Spirit will teach, remind, testify about Jesus and abide with the disciples.
we hear in this text today, this is the Spirit of truth. Remember Jesus, just said, “I am the way, the
truth and life.” Having the Spirit of
truth with them was another way to be connected to Jesus. This is the Spirit that will sustain the
disciples after Jesus has ascended to heaven.
This is the Spirit that abides with them, stays with them.
don’t talk about the Holy Spirit much in the Episcopal Church, not unless it’s
Pentecost. And I think one of the
reasons we don’t talk much about the Holy Spirit is because the Holy Spirit
doesn’t have direct words for us that are laid out in the Bible. The Holy Spirit is present throughout the
Bible, but that presence comes in different forms and is thus more subtle. God
the Father and God the Son both speak to us through the words of the Bible, but
the Holy Spirit never actually speaks.
the Episcopal Church, we love words. We
worship using the Book of Common Prayer that was written over 500 years ago and
has been honed over the centuries. We
don’t talk about the Holy Spirit because the Holy Spirit doesn’t speak to us in
words, at least not words that have been recorded. It speaks to us in action.
hardest part of losing someone, whether it is to death or something else, is
the feeling of abandonment. Jesus wanted
to remove the sting of death, by removing that sense of abandonment. And he
could do that, because he was Jesus. He
could do that because he was and is part of the Holy Trinity. The Holy Spirit is about action, but to some
extent it’s about inaction…it’s about what it doesn’t do. The Holy Spirit never leaves us.
primary time we talk about the Holy Spirit is Pentecost and that is a moment of
drama. There is wind and fire. The Spirit descends in a way that the
disciples cannot ignore. Yet I have
never particularly liked that description because it’s so beyond our
experience. It happened once and never
happened again. Perhaps (and forgive me for disagreeing with centuries of
tradition) it would be better if we talked about the Holy Spirit who doesn’t
descend with fire and change the way everyone talks. Instead, let’s talk about the Holy Spirit who
refuses to abandon us…whose primary purpose is to be the very presence of Jesus
we picture the Holy Spirit, it’s with a dove, fire or wind.

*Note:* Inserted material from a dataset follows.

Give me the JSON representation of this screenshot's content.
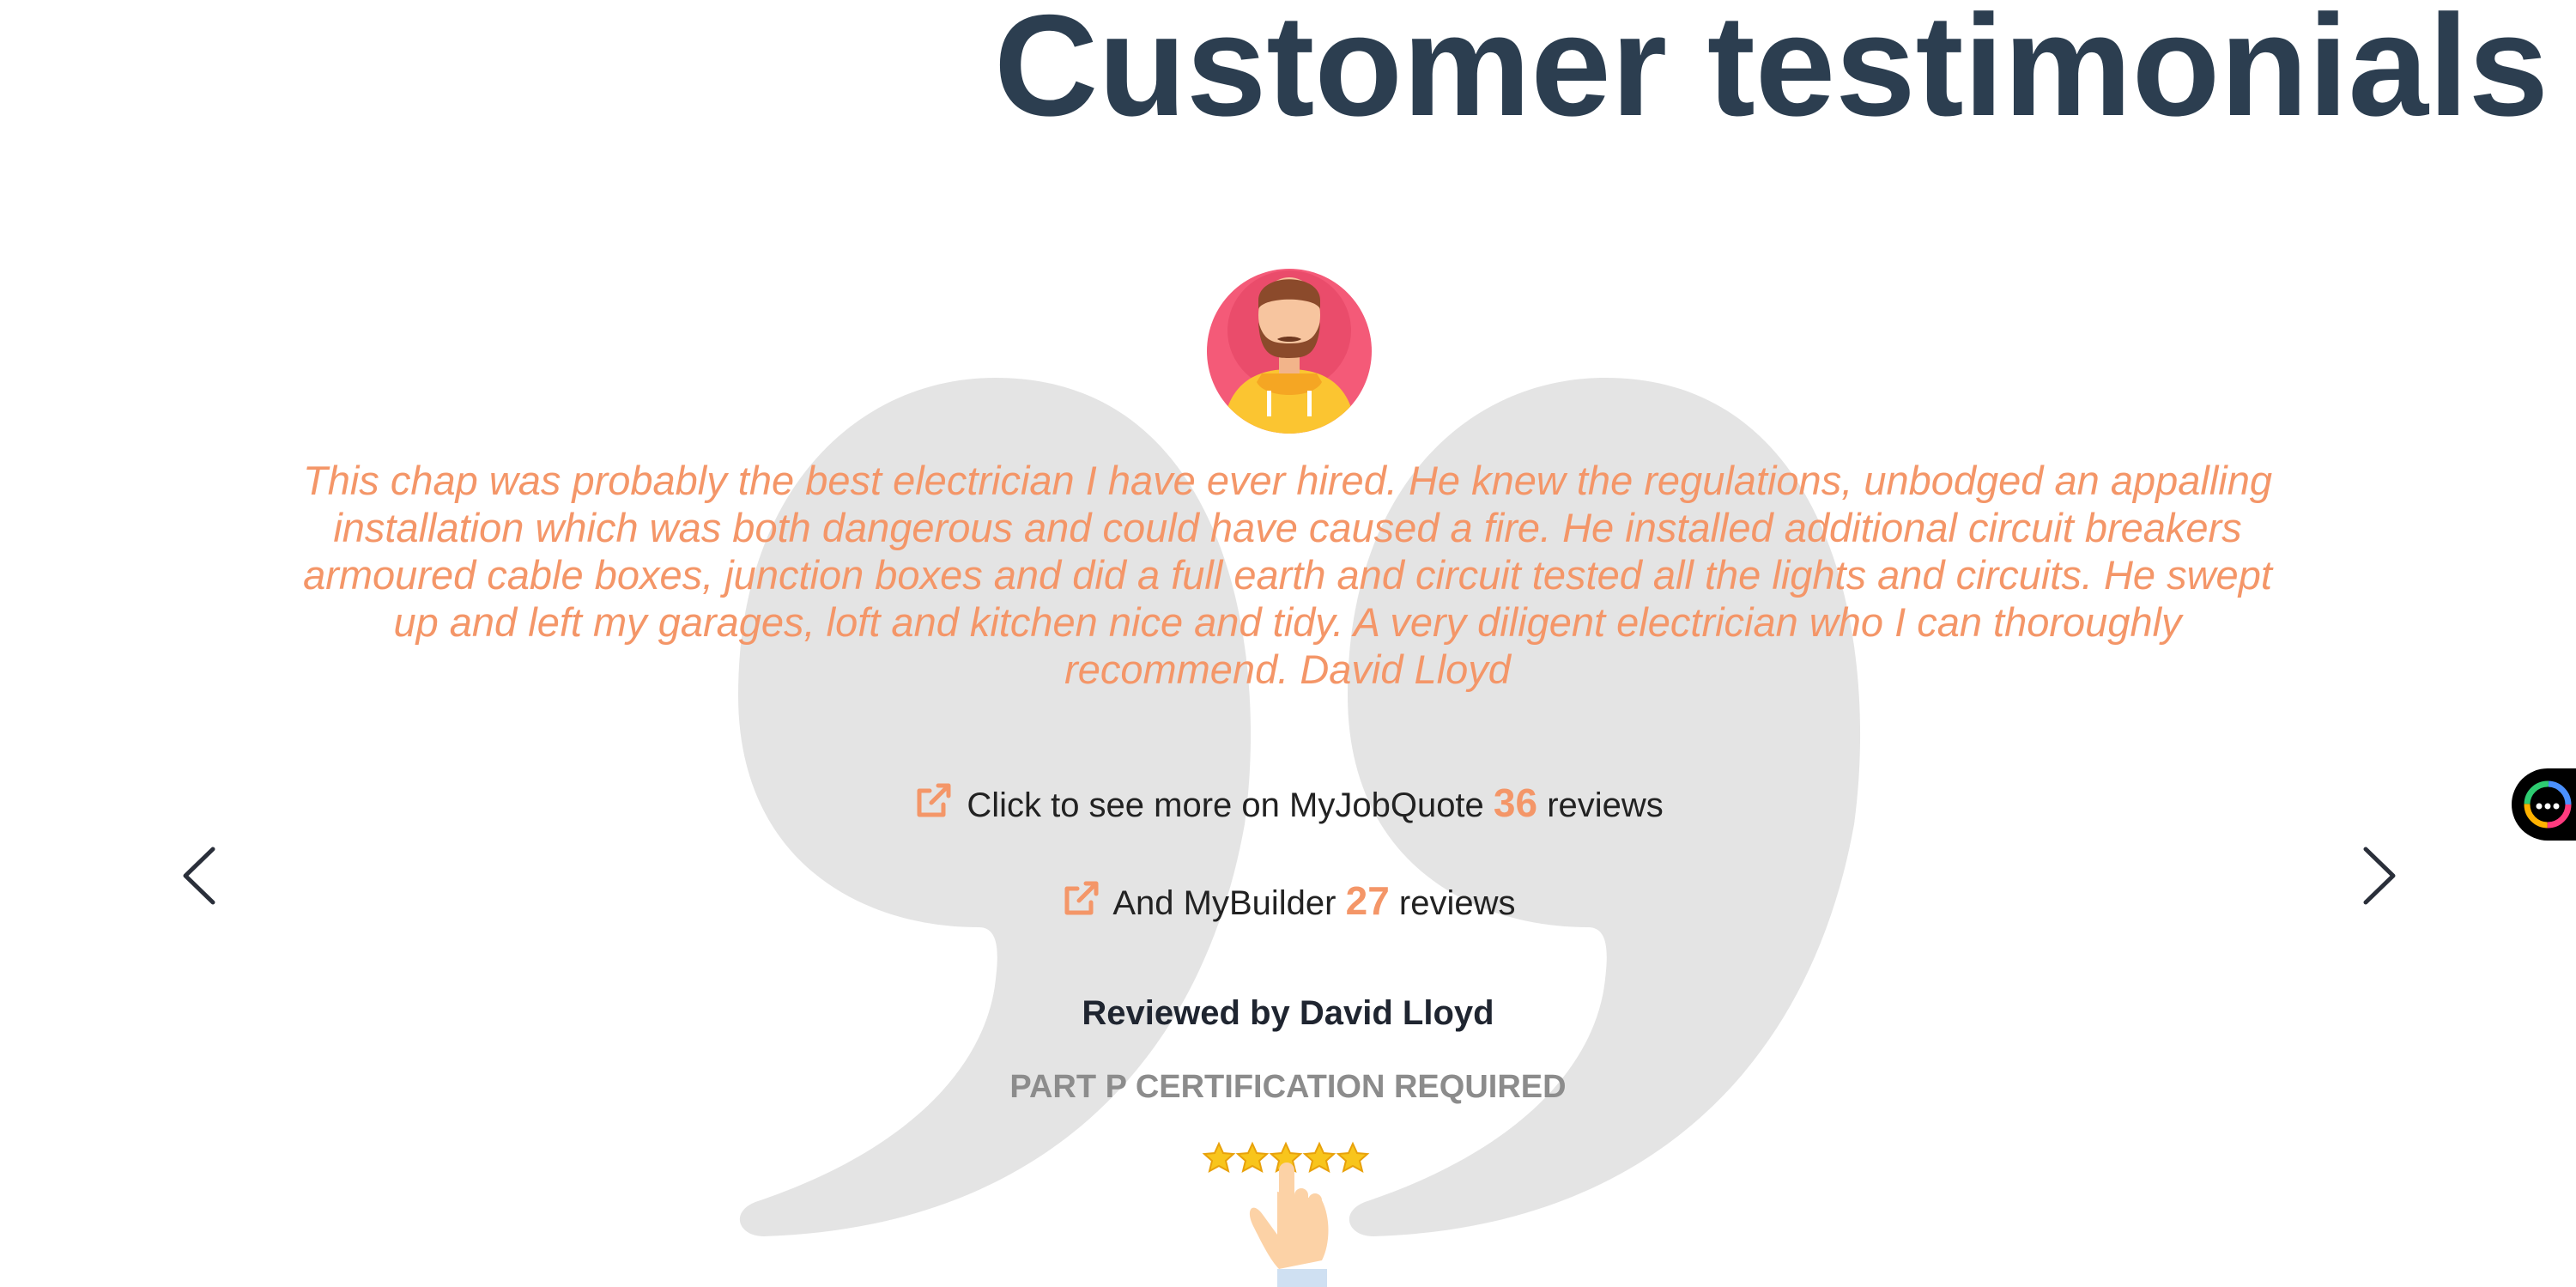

Doves fly away. Fires burn and fade. Wind sweeps through an area and then moves
on. Yet the word that Jesus uses for
Holy Spirit is abide. The Holy Spirit is
like the super glue that we can never get unstuck. Have you ever gotten super
glue on your body? That stuff will pull off your skin. You need heavy chemicals to get that off. But if you want to fix something, if you want
to ensure that something sticks, well that is what you use. You can depend on
is what I want and need from God, a God who I can depend on. A God who will never leave my side, not even
when I try my darndest to get rid of God, to ignore God…that God will never
leave our side. And that…that is the God
I want and need. I think that is the God
that we all need. Jesus told his
disciples, “I will never leave you orphaned.”
Jesus promised that he would always be with us. It’s a promise we wish we could require from
so many in our lives, but it’s a promise we can only expect from Jesus. We can expect it because it was a promise and
Jesus…always keeps his promises.